*** Provided information Section Begins ***

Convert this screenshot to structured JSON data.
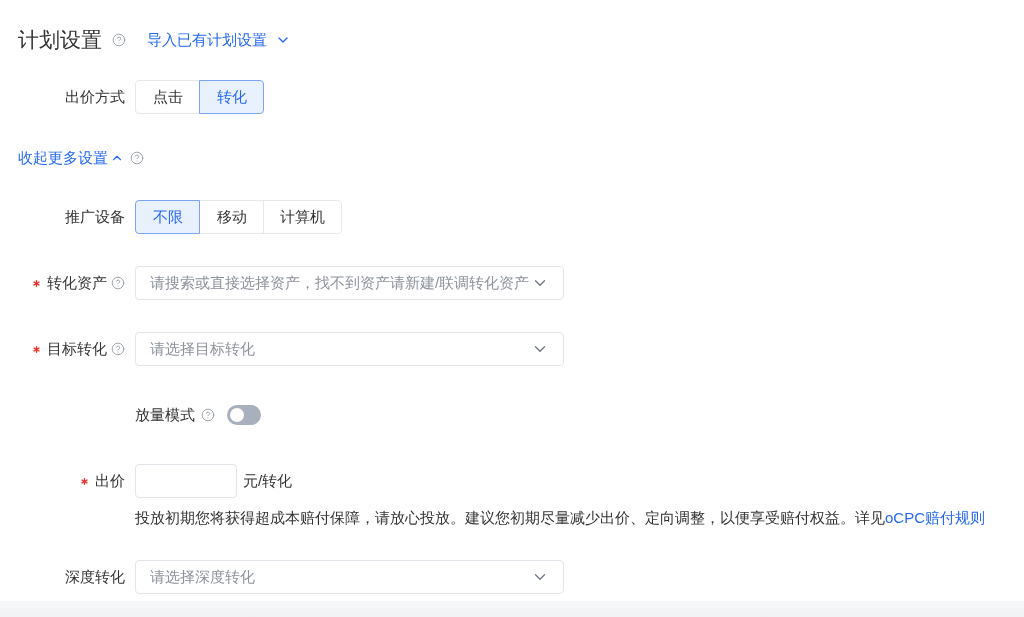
{
  "header": {
    "title": "计划设置",
    "import_link": "导入已有计划设置"
  },
  "bid_method": {
    "label": "出价方式",
    "options": [
      {
        "label": "点击",
        "selected": false
      },
      {
        "label": "转化",
        "selected": true
      }
    ]
  },
  "more_settings": {
    "label": "收起更多设置",
    "expanded": true,
    "fields": [
      {
        "kind": "segmented",
        "label": "推广设备",
        "required": false,
        "help": false,
        "options": [
          {
            "label": "不限",
            "selected": true
          },
          {
            "label": "移动",
            "selected": false
          },
          {
            "label": "计算机",
            "selected": false
          }
        ]
      },
      {
        "kind": "select",
        "label": "转化资产",
        "required": true,
        "help": true,
        "placeholder": "请搜索或直接选择资产，找不到资产请新建/联调转化资产"
      },
      {
        "kind": "select",
        "label": "目标转化",
        "required": true,
        "help": true,
        "placeholder": "请选择目标转化"
      },
      {
        "kind": "switch",
        "label": "放量模式",
        "required": false,
        "help": true,
        "on": false
      },
      {
        "kind": "price",
        "label": "出价",
        "required": true,
        "help": false,
        "unit": "元/转化",
        "note": "投放初期您将获得超成本赔付保障，请放心投放。建议您初期尽量减少出价、定向调整，以便享受赔付权益。详见",
        "note_link": "oCPC赔付规则"
      },
      {
        "kind": "select",
        "label": "深度转化",
        "required": false,
        "help": false,
        "placeholder": "请选择深度转化"
      }
    ]
  }
}
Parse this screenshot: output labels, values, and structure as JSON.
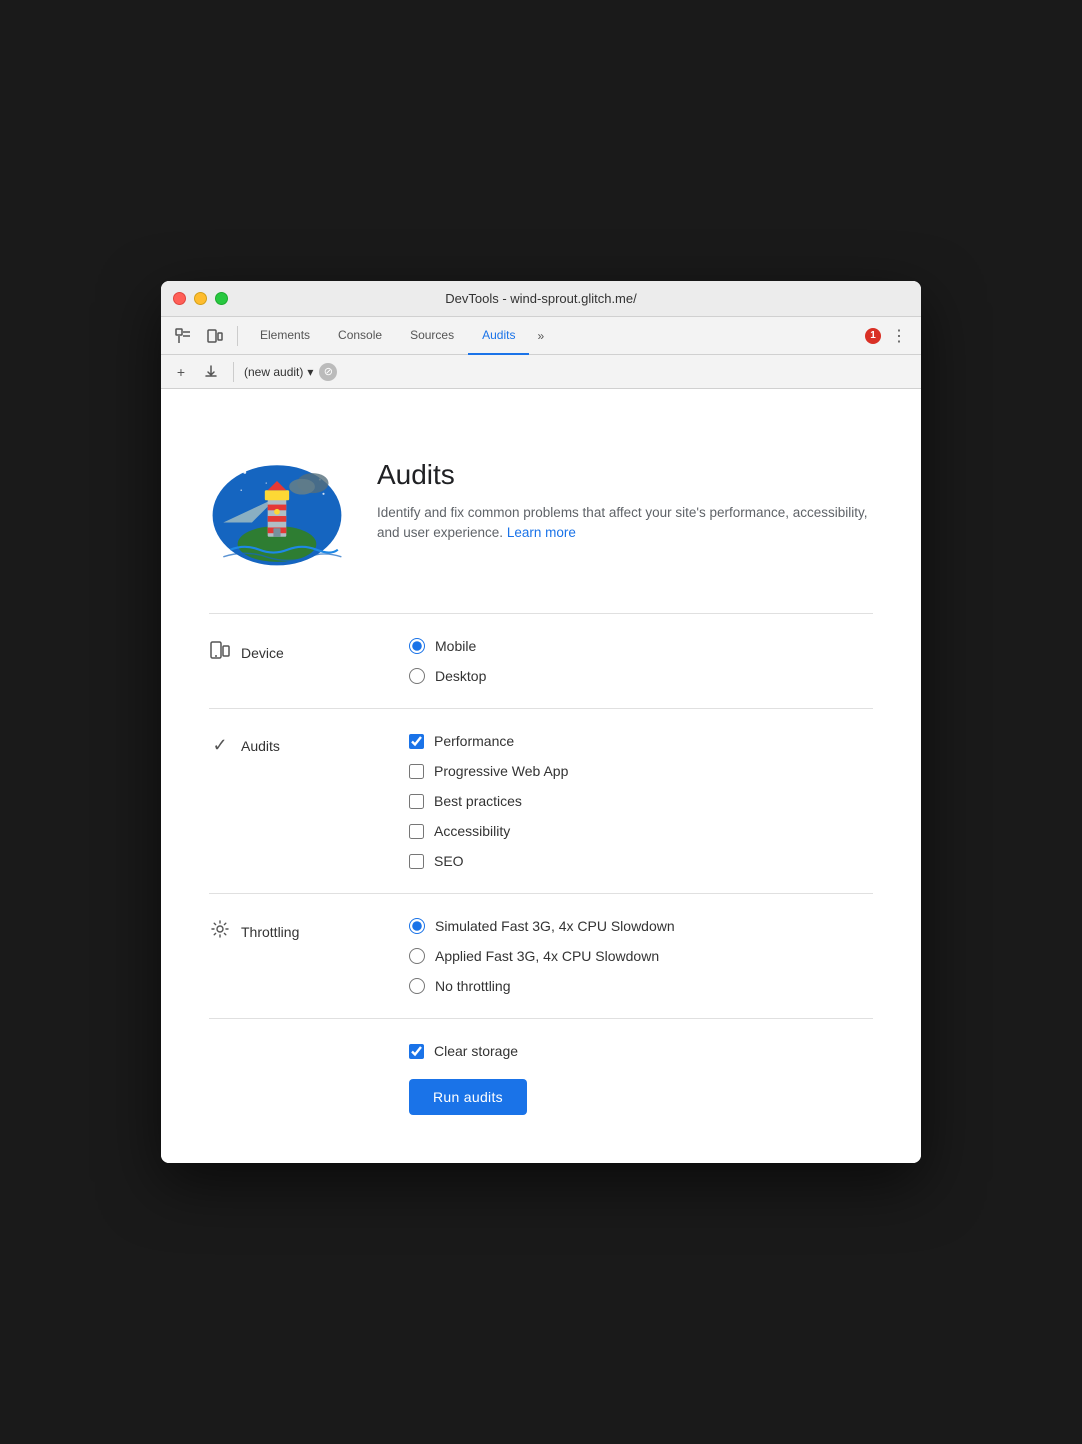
{
  "window": {
    "title": "DevTools - wind-sprout.glitch.me/"
  },
  "tabs": {
    "items": [
      {
        "label": "Elements",
        "active": false
      },
      {
        "label": "Console",
        "active": false
      },
      {
        "label": "Sources",
        "active": false
      },
      {
        "label": "Audits",
        "active": true
      }
    ],
    "overflow_label": "»",
    "error_count": "1"
  },
  "secondary_toolbar": {
    "new_label": "+",
    "download_label": "⬇",
    "audit_name": "(new audit)",
    "dropdown_icon": "▾",
    "cancel_icon": "⊘"
  },
  "hero": {
    "title": "Audits",
    "description": "Identify and fix common problems that affect your site's performance, accessibility, and user experience.",
    "learn_more": "Learn more"
  },
  "device": {
    "label": "Device",
    "options": [
      {
        "label": "Mobile",
        "checked": true
      },
      {
        "label": "Desktop",
        "checked": false
      }
    ]
  },
  "audits": {
    "label": "Audits",
    "options": [
      {
        "label": "Performance",
        "checked": true
      },
      {
        "label": "Progressive Web App",
        "checked": false
      },
      {
        "label": "Best practices",
        "checked": false
      },
      {
        "label": "Accessibility",
        "checked": false
      },
      {
        "label": "SEO",
        "checked": false
      }
    ]
  },
  "throttling": {
    "label": "Throttling",
    "options": [
      {
        "label": "Simulated Fast 3G, 4x CPU Slowdown",
        "checked": true
      },
      {
        "label": "Applied Fast 3G, 4x CPU Slowdown",
        "checked": false
      },
      {
        "label": "No throttling",
        "checked": false
      }
    ]
  },
  "clear_storage": {
    "label": "Clear storage",
    "checked": true
  },
  "run_button": {
    "label": "Run audits"
  }
}
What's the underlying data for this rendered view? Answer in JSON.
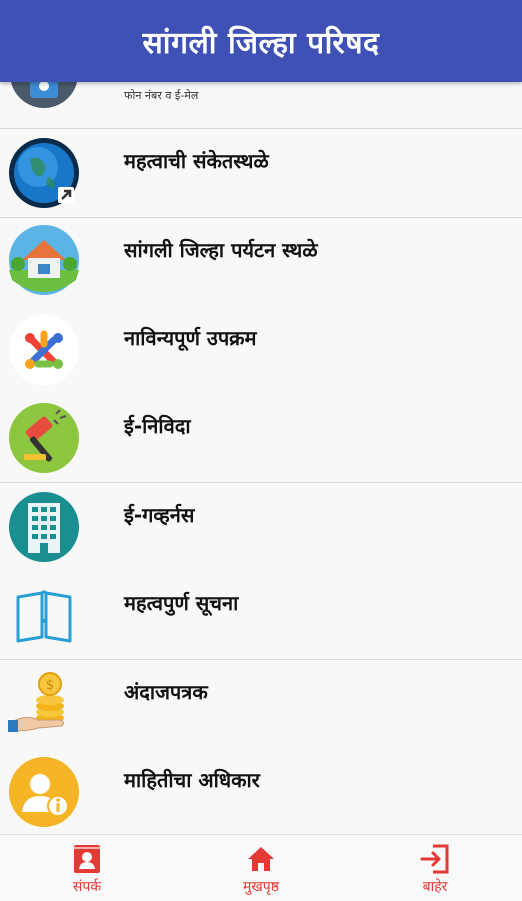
{
  "app": {
    "title": "सांगली जिल्हा परिषद"
  },
  "list": {
    "partial_item": {
      "subtitle": "फोन नंबर व ई-मेल",
      "icon": "contact-phone-icon"
    },
    "items": [
      {
        "label": "महत्वाची संकेतस्थळे",
        "icon": "globe-icon"
      },
      {
        "label": "सांगली जिल्हा पर्यटन स्थळे",
        "icon": "house-icon"
      },
      {
        "label": "नाविन्यपूर्ण उपक्रम",
        "icon": "puzzle-logo-icon"
      },
      {
        "label": "ई-निविदा",
        "icon": "gavel-icon"
      },
      {
        "label": "ई-गव्हर्नस",
        "icon": "building-icon"
      },
      {
        "label": "महत्वपुर्ण सूचना",
        "icon": "book-icon"
      },
      {
        "label": "अंदाजपत्रक",
        "icon": "coins-hand-icon"
      },
      {
        "label": "माहितीचा अधिकार",
        "icon": "user-info-icon"
      }
    ]
  },
  "bottom_nav": [
    {
      "label": "संपर्क",
      "icon": "contact-icon"
    },
    {
      "label": "मुखपृष्ठ",
      "icon": "home-icon"
    },
    {
      "label": "बाहेर",
      "icon": "exit-icon"
    }
  ],
  "colors": {
    "appbar": "#3f51b5",
    "nav_accent": "#e53935"
  }
}
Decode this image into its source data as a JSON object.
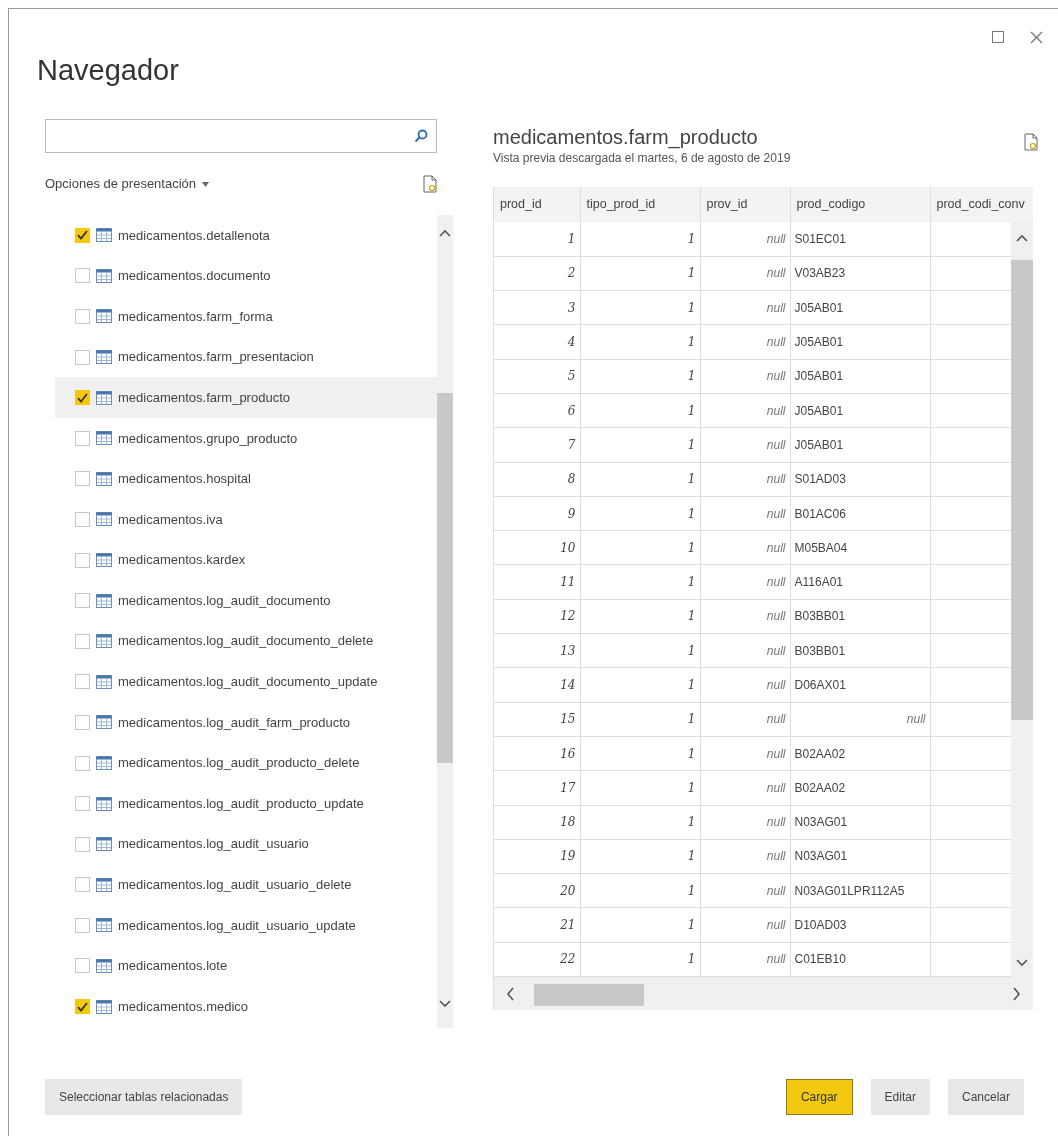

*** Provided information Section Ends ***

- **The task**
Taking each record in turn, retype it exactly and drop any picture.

- **Task output**
Convert this screenshot to structured JSON data.
{
  "header": {
    "title": "计划设置",
    "import_link": "导入已有计划设置"
  },
  "bid_method": {
    "label": "出价方式",
    "options": [
      {
        "label": "点击",
        "selected": false
      },
      {
        "label": "转化",
        "selected": true
      }
    ]
  },
  "more_settings": {
    "label": "收起更多设置",
    "expanded": true,
    "fields": [
      {
        "kind": "segmented",
        "label": "推广设备",
        "required": false,
        "help": false,
        "options": [
          {
            "label": "不限",
            "selected": true
          },
          {
            "label": "移动",
            "selected": false
          },
          {
            "label": "计算机",
            "selected": false
          }
        ]
      },
      {
        "kind": "select",
        "label": "转化资产",
        "required": true,
        "help": true,
        "placeholder": "请搜索或直接选择资产，找不到资产请新建/联调转化资产"
      },
      {
        "kind": "select",
        "label": "目标转化",
        "required": true,
        "help": true,
        "placeholder": "请选择目标转化"
      },
      {
        "kind": "switch",
        "label": "放量模式",
        "required": false,
        "help": true,
        "on": false
      },
      {
        "kind": "price",
        "label": "出价",
        "required": true,
        "help": false,
        "unit": "元/转化",
        "note": "投放初期您将获得超成本赔付保障，请放心投放。建议您初期尽量减少出价、定向调整，以便享受赔付权益。详见",
        "note_link": "oCPC赔付规则"
      },
      {
        "kind": "select",
        "label": "深度转化",
        "required": false,
        "help": false,
        "placeholder": "请选择深度转化"
      }
    ]
  }
}
Parse this screenshot: output labels, values, and structure as JSON.
{
  "window": {
    "title": "DevTools - wind-sprout.glitch.me/"
  },
  "tabs": {
    "items": [
      {
        "label": "Elements",
        "active": false
      },
      {
        "label": "Console",
        "active": false
      },
      {
        "label": "Sources",
        "active": false
      },
      {
        "label": "Audits",
        "active": true
      }
    ],
    "overflow_label": "»",
    "error_count": "1"
  },
  "secondary_toolbar": {
    "new_label": "+",
    "download_label": "⬇",
    "audit_name": "(new audit)",
    "dropdown_icon": "▾",
    "cancel_icon": "⊘"
  },
  "hero": {
    "title": "Audits",
    "description": "Identify and fix common problems that affect your site's performance, accessibility, and user experience.",
    "learn_more": "Learn more"
  },
  "device": {
    "label": "Device",
    "options": [
      {
        "label": "Mobile",
        "checked": true
      },
      {
        "label": "Desktop",
        "checked": false
      }
    ]
  },
  "audits": {
    "label": "Audits",
    "options": [
      {
        "label": "Performance",
        "checked": true
      },
      {
        "label": "Progressive Web App",
        "checked": false
      },
      {
        "label": "Best practices",
        "checked": false
      },
      {
        "label": "Accessibility",
        "checked": false
      },
      {
        "label": "SEO",
        "checked": false
      }
    ]
  },
  "throttling": {
    "label": "Throttling",
    "options": [
      {
        "label": "Simulated Fast 3G, 4x CPU Slowdown",
        "checked": true
      },
      {
        "label": "Applied Fast 3G, 4x CPU Slowdown",
        "checked": false
      },
      {
        "label": "No throttling",
        "checked": false
      }
    ]
  },
  "clear_storage": {
    "label": "Clear storage",
    "checked": true
  },
  "run_button": {
    "label": "Run audits"
  }
}
What's the underlying data for this rendered view? Answer in JSON.
{
  "app": {
    "title": "सांगली जिल्हा परिषद"
  },
  "list": {
    "partial_item": {
      "subtitle": "फोन नंबर व ई-मेल",
      "icon": "contact-phone-icon"
    },
    "items": [
      {
        "label": "महत्वाची संकेतस्थळे",
        "icon": "globe-icon"
      },
      {
        "label": "सांगली जिल्हा पर्यटन स्थळे",
        "icon": "house-icon"
      },
      {
        "label": "नाविन्यपूर्ण उपक्रम",
        "icon": "puzzle-logo-icon"
      },
      {
        "label": "ई-निविदा",
        "icon": "gavel-icon"
      },
      {
        "label": "ई-गव्हर्नस",
        "icon": "building-icon"
      },
      {
        "label": "महत्वपुर्ण सूचना",
        "icon": "book-icon"
      },
      {
        "label": "अंदाजपत्रक",
        "icon": "coins-hand-icon"
      },
      {
        "label": "माहितीचा अधिकार",
        "icon": "user-info-icon"
      }
    ]
  },
  "bottom_nav": [
    {
      "label": "संपर्क",
      "icon": "contact-icon"
    },
    {
      "label": "मुखपृष्ठ",
      "icon": "home-icon"
    },
    {
      "label": "बाहेर",
      "icon": "exit-icon"
    }
  ],
  "colors": {
    "appbar": "#3f51b5",
    "nav_accent": "#e53935"
  }
}
Decode this image into its source data as a JSON object.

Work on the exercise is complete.